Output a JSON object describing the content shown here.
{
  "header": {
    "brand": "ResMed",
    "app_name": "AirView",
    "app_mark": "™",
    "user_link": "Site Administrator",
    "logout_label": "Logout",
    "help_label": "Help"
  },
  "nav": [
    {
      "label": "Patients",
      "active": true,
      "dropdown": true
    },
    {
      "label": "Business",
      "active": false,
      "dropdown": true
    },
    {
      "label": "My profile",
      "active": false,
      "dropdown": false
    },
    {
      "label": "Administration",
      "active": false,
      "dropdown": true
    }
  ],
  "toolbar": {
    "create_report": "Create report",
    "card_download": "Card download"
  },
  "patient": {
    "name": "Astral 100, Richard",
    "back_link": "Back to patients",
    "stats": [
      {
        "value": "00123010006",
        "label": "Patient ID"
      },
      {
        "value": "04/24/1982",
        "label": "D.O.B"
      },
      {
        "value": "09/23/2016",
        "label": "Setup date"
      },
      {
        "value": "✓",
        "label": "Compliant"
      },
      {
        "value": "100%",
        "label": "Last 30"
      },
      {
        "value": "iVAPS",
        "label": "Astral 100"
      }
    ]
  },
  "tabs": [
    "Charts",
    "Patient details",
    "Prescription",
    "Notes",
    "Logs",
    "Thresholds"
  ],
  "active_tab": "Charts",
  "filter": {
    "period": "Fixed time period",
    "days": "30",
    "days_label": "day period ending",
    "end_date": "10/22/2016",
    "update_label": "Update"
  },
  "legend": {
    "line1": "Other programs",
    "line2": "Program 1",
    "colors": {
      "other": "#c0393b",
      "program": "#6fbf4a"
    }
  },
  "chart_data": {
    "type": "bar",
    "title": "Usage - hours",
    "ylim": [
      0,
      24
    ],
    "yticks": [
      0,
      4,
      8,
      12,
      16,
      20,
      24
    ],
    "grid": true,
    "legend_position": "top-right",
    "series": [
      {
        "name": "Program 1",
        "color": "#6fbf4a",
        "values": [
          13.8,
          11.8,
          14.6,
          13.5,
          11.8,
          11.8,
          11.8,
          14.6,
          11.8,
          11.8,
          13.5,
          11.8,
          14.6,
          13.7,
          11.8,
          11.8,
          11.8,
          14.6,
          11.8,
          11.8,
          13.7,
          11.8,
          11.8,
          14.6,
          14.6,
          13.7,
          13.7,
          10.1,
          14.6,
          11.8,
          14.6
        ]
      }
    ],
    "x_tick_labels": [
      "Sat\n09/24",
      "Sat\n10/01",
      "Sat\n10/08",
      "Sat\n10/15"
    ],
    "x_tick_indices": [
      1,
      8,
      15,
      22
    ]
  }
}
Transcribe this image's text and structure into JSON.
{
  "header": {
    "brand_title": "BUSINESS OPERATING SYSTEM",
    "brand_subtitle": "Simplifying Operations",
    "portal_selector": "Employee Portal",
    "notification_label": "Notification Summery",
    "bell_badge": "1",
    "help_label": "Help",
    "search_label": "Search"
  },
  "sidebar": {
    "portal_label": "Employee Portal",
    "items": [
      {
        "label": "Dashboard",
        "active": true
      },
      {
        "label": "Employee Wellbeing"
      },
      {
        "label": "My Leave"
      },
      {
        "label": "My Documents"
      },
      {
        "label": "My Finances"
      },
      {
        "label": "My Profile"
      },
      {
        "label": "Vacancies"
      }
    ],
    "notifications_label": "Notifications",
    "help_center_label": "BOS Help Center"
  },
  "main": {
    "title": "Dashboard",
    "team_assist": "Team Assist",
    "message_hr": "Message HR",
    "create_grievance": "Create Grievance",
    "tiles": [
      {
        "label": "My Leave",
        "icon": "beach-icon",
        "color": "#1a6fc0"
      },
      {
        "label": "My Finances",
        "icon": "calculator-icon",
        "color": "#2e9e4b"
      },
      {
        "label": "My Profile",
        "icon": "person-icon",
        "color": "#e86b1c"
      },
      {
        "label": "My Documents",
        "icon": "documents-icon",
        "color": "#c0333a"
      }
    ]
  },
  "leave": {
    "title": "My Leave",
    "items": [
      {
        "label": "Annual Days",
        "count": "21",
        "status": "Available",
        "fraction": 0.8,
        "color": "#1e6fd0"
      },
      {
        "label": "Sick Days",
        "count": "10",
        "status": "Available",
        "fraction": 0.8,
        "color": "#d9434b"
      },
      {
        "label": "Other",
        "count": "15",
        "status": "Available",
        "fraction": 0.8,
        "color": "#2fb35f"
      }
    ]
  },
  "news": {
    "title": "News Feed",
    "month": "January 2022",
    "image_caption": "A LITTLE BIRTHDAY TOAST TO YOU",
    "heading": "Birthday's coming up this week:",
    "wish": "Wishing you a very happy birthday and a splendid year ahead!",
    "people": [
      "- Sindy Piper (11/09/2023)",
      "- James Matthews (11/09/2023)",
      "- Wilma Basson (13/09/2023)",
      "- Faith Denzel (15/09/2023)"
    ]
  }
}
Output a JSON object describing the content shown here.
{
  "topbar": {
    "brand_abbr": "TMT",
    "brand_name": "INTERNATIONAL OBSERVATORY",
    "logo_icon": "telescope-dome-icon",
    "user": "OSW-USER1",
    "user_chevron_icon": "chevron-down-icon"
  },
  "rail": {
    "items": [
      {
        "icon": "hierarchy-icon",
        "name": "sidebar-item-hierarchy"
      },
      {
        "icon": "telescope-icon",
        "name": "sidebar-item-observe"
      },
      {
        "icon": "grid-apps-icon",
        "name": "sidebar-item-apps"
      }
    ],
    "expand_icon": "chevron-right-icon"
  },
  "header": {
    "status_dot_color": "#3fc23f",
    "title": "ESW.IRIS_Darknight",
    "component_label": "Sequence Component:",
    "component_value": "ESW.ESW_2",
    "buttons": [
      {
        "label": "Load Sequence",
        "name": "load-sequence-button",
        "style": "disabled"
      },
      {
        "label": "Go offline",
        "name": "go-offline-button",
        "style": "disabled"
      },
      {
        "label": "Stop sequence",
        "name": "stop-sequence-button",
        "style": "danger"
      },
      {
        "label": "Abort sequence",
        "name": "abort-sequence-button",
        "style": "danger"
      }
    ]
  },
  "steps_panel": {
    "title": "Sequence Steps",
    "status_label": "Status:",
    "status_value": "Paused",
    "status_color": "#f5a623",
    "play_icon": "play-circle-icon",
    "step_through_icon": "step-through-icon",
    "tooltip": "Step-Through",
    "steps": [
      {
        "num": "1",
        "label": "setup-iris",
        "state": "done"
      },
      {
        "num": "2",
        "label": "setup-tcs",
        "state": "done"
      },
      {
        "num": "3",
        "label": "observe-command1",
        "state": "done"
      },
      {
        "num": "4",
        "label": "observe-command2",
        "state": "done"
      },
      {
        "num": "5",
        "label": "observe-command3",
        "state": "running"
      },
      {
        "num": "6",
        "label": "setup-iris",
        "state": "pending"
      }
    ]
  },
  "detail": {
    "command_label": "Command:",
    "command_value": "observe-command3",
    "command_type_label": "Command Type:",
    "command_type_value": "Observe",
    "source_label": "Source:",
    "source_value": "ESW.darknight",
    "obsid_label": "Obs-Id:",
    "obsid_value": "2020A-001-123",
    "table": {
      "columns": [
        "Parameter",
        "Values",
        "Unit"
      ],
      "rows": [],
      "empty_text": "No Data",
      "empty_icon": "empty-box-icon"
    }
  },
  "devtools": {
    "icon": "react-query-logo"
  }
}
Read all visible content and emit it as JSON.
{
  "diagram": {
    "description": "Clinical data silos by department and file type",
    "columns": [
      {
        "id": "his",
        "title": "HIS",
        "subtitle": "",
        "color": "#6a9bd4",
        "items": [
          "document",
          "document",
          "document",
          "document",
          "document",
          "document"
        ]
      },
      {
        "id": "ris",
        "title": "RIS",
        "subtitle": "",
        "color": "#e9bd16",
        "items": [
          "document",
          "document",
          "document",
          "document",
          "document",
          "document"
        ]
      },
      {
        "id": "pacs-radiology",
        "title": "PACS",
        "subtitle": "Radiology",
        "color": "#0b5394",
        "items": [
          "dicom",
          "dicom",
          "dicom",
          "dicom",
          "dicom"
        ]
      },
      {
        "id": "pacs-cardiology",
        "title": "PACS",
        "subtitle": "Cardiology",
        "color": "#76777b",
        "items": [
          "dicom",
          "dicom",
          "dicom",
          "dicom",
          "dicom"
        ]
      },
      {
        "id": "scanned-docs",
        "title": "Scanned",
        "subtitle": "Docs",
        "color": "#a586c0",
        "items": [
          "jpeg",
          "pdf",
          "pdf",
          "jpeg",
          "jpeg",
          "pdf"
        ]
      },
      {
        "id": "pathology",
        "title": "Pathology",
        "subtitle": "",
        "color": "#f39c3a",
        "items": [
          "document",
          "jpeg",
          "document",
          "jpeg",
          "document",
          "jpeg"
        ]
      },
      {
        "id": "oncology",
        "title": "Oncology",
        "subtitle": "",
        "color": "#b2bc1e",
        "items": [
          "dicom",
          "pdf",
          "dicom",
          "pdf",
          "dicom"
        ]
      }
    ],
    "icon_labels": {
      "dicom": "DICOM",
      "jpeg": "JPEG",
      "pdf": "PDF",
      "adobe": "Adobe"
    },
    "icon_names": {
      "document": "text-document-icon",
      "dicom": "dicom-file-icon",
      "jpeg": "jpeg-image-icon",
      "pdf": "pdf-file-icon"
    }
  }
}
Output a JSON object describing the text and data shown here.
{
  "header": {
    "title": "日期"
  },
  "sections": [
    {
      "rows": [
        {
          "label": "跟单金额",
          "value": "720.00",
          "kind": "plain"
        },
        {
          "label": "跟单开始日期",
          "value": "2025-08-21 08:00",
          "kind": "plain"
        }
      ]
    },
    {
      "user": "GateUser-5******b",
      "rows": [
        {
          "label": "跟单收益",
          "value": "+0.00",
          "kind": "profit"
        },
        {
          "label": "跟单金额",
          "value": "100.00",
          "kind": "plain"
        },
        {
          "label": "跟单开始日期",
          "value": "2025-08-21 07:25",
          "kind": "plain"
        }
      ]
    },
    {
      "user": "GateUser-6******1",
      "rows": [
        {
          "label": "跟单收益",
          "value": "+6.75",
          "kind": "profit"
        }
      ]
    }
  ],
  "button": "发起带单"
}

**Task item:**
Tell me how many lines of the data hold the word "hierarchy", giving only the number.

**Exercise result:**
2